Russian Orthodox activists have implored Moscow Mayor Sergei Sobyanin to cancel the upcoming concert of controversial musician Marilyn Manson, saying the singer violates Russia's anti-blasphemy law.
Dmitry Tsorionov, the head of "God's Will," a Russian Orthodox social movement, said believers condemned the "blasphemy and profanity of his [Manson's] song lyrics but mostly by his behavior during performances," RIA Novosti reported Thursday.
"The burning and destruction of the Bible is an integral part of his show," Tsorionov told RIA Novosti on Friday. "For example, the culmination of his concert in St. Petersburg was the destruction of a Bible in front of an enthusiastic crowd that he had brought to an absolutely inadequate state."
The organization also said Manson's performances were "full of elements insulting to the feelings of believers" and promoted "religious hatred, cruelty, murder, suicide, sexual perversion and Satanism among young people, including minors."
In July 2013, Russia passed a new anti-blasphemy law introducing fines and possible prison sentences for offending the "feelings of religious believers."
Manson, who is scheduled to perform in Moscow on June 27, has also been declared persona non grata in other Russian cities.
Local authorities in Novosibirsk announced on Wednesday that Manson's concert set to take place on June 29 was being canceled for "fear of the safety" of its residents, RIA Novosti reported.
On June 11, 400 residents of Novosibirsk demonstrated against Manson's planned visit to the city.

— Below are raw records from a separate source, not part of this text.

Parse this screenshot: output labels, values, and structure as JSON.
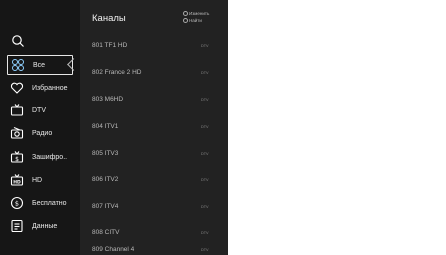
{
  "sidebar": {
    "items": [
      {
        "label": "Все",
        "icon": "grid-icon"
      },
      {
        "label": "Избранное",
        "icon": "heart-icon"
      },
      {
        "label": "DTV",
        "icon": "tv-icon"
      },
      {
        "label": "Радио",
        "icon": "radio-icon"
      },
      {
        "label": "Зашифро..",
        "icon": "dollar-tv-icon"
      },
      {
        "label": "HD",
        "icon": "hd-tv-icon"
      },
      {
        "label": "Бесплатно",
        "icon": "free-icon"
      },
      {
        "label": "Данные",
        "icon": "data-icon"
      }
    ],
    "active": "Все"
  },
  "channels": {
    "title": "Каналы",
    "hint_edit": "Изменить",
    "hint_find": "Найти",
    "list": [
      {
        "name": "801 TF1 HD",
        "tag": "DTV"
      },
      {
        "name": "802 France 2 HD",
        "tag": "DTV"
      },
      {
        "name": "803 M6HD",
        "tag": "DTV"
      },
      {
        "name": "804 ITV1",
        "tag": "DTV"
      },
      {
        "name": "805 ITV3",
        "tag": "DTV"
      },
      {
        "name": "806 ITV2",
        "tag": "DTV"
      },
      {
        "name": "807 ITV4",
        "tag": "DTV"
      },
      {
        "name": "808 CITV",
        "tag": "DTV"
      },
      {
        "name": "809 Channel 4",
        "tag": "DTV"
      }
    ]
  }
}
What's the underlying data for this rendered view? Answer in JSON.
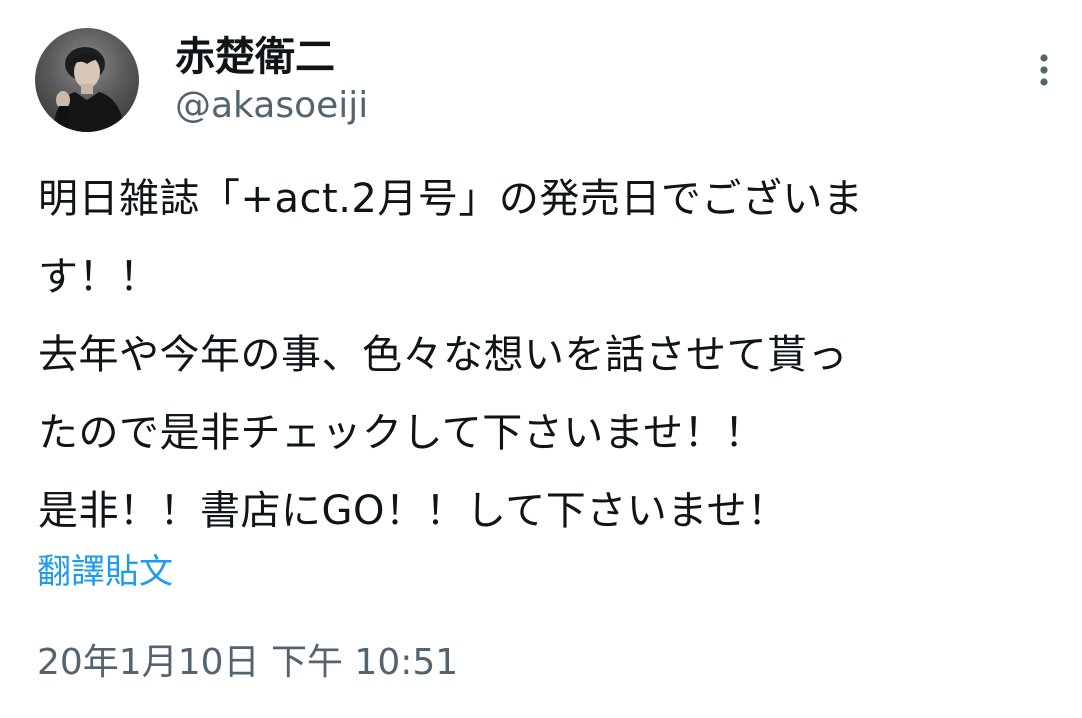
{
  "author": {
    "display_name": "赤楚衛二",
    "handle": "@akasoeiji",
    "avatar_icon": "user-avatar-photo"
  },
  "menu": {
    "icon": "more-vertical-icon"
  },
  "tweet": {
    "lines": [
      "明日雑誌「+act.2月号」の発売日でございま",
      "す！！",
      "去年や今年の事、色々な想いを話させて貰っ",
      "たので是非チェックして下さいませ！！",
      "是非！！書店にGO！！して下さいませ！"
    ]
  },
  "translate": {
    "label": "翻譯貼文"
  },
  "meta": {
    "timestamp": "20年1月10日 下午 10:51"
  },
  "colors": {
    "text": "#0f1419",
    "secondary": "#536471",
    "link": "#1d9bf0"
  }
}
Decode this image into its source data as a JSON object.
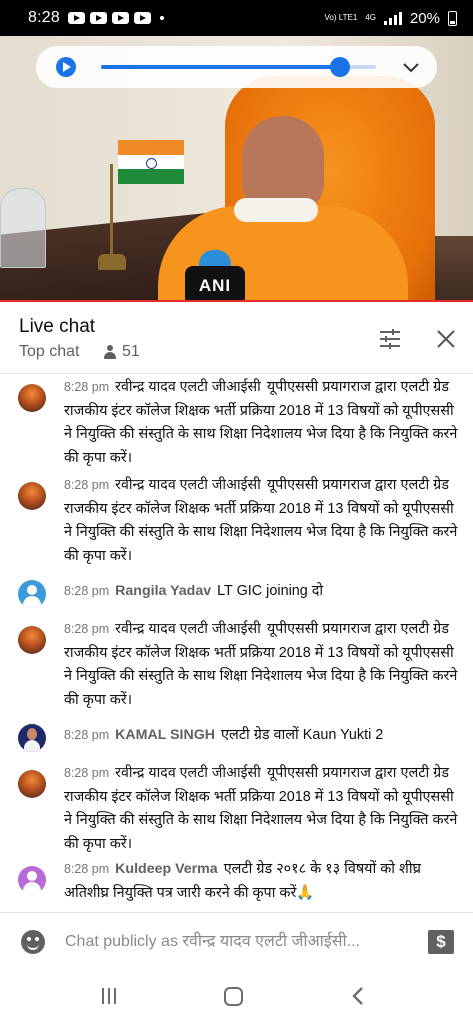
{
  "status_bar": {
    "time": "8:28",
    "network": "4G",
    "volte": "Vo) LTE1",
    "battery": "20%"
  },
  "player": {
    "progress_fraction": 0.87
  },
  "video": {
    "mic_label": "ANI"
  },
  "chat_header": {
    "title": "Live chat",
    "mode": "Top chat",
    "viewer_count": "51"
  },
  "messages": [
    {
      "time": "8:28 pm",
      "author": "रवीन्द्र यादव एलटी जीआईसी",
      "text": "यूपीएससी प्रयागराज द्वारा एलटी ग्रेड राजकीय इंटर कॉलेज शिक्षक भर्ती प्रक्रिया 2018 में 13 विषयों को यूपीएससी ने नियुक्ति की संस्तुति के साथ शिक्षा निदेशालय भेज दिया है कि नियुक्ति करने की कृपा करें।"
    },
    {
      "time": "8:28 pm",
      "author": "रवीन्द्र यादव एलटी जीआईसी",
      "text": "यूपीएससी प्रयागराज द्वारा एलटी ग्रेड राजकीय इंटर कॉलेज शिक्षक भर्ती प्रक्रिया 2018 में 13 विषयों को यूपीएससी ने नियुक्ति की संस्तुति के साथ शिक्षा निदेशालय भेज दिया है कि नियुक्ति करने की कृपा करें।"
    },
    {
      "time": "8:28 pm",
      "author": "Rangila Yadav",
      "text": "LT GIC joining दो"
    },
    {
      "time": "8:28 pm",
      "author": "रवीन्द्र यादव एलटी जीआईसी",
      "text": "यूपीएससी प्रयागराज द्वारा एलटी ग्रेड राजकीय इंटर कॉलेज शिक्षक भर्ती प्रक्रिया 2018 में 13 विषयों को यूपीएससी ने नियुक्ति की संस्तुति के साथ शिक्षा निदेशालय भेज दिया है कि नियुक्ति करने की कृपा करें।"
    },
    {
      "time": "8:28 pm",
      "author": "KAMAL SINGH",
      "text": "एलटी ग्रेड वालों Kaun Yukti 2"
    },
    {
      "time": "8:28 pm",
      "author": "रवीन्द्र यादव एलटी जीआईसी",
      "text": "यूपीएससी प्रयागराज द्वारा एलटी ग्रेड राजकीय इंटर कॉलेज शिक्षक भर्ती प्रक्रिया 2018 में 13 विषयों को यूपीएससी ने नियुक्ति की संस्तुति के साथ शिक्षा निदेशालय भेज दिया है कि नियुक्ति करने की कृपा करें।"
    },
    {
      "time": "8:28 pm",
      "author": "Kuldeep Verma",
      "text": "एलटी ग्रेड २०१८ के १३ विषयों को शीघ्र अतिशीघ्र नियुक्ति पत्र जारी करने की कृपा करें🙏"
    }
  ],
  "input": {
    "placeholder": "Chat publicly as रवीन्द्र यादव एलटी जीआईसी..."
  },
  "icons": {
    "super_chat": "$"
  },
  "colors": {
    "accent": "#1a73e8",
    "progress_red": "#e52d27",
    "saffron": "#f7941d"
  }
}
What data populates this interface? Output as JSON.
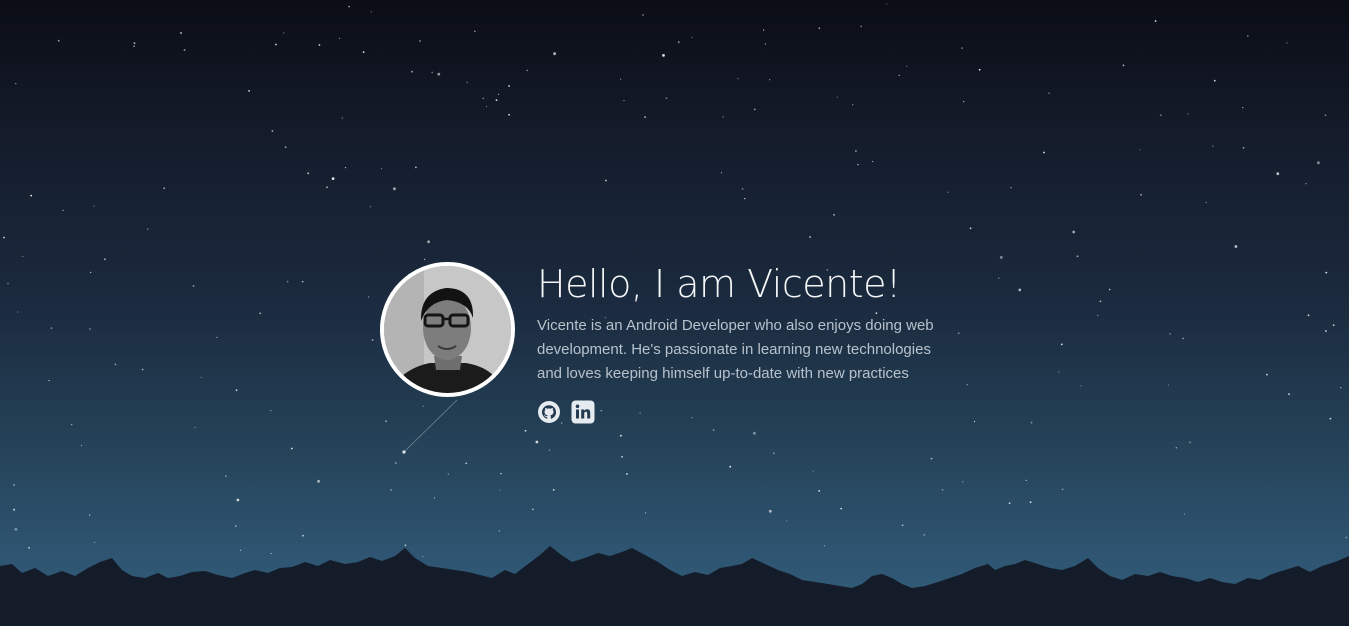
{
  "hero": {
    "heading": "Hello, I am Vicente!",
    "bio": "Vicente is an Android Developer who also enjoys doing web development. He's passionate in learning new technologies and loves keeping himself up-to-date with new practices"
  },
  "socials": [
    {
      "icon": "github-icon"
    },
    {
      "icon": "linkedin-icon"
    }
  ],
  "colors": {
    "sky_top": "#0b0d16",
    "sky_bottom": "#32607c",
    "mountains": "#141c2a",
    "heading": "#f4f6f8",
    "bio": "#b7c2cc",
    "icon": "#e6ebf0"
  }
}
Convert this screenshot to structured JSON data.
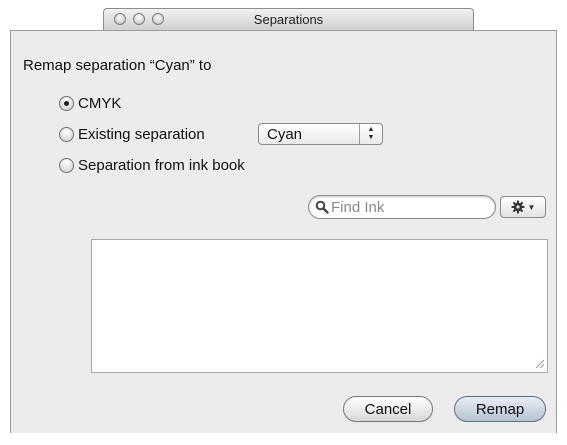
{
  "window": {
    "title": "Separations"
  },
  "dialog": {
    "heading": "Remap separation “Cyan” to",
    "options": [
      {
        "label": "CMYK",
        "selected": true
      },
      {
        "label": "Existing separation",
        "selected": false
      },
      {
        "label": "Separation from ink book",
        "selected": false
      }
    ],
    "separation_select": {
      "value": "Cyan"
    },
    "search": {
      "placeholder": "Find Ink",
      "value": ""
    },
    "action_menu": {
      "icon": "gear-icon"
    },
    "ink_list": {
      "items": []
    },
    "buttons": {
      "cancel": "Cancel",
      "remap": "Remap"
    }
  },
  "colors": {
    "panel_bg": "#ececec",
    "default_button": "#b7c2d1"
  }
}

The participants in the protest handed out St. George ribbons, held icons and carried posters with the inscription "Say no to Uncle Manson," Lenta.ru reported.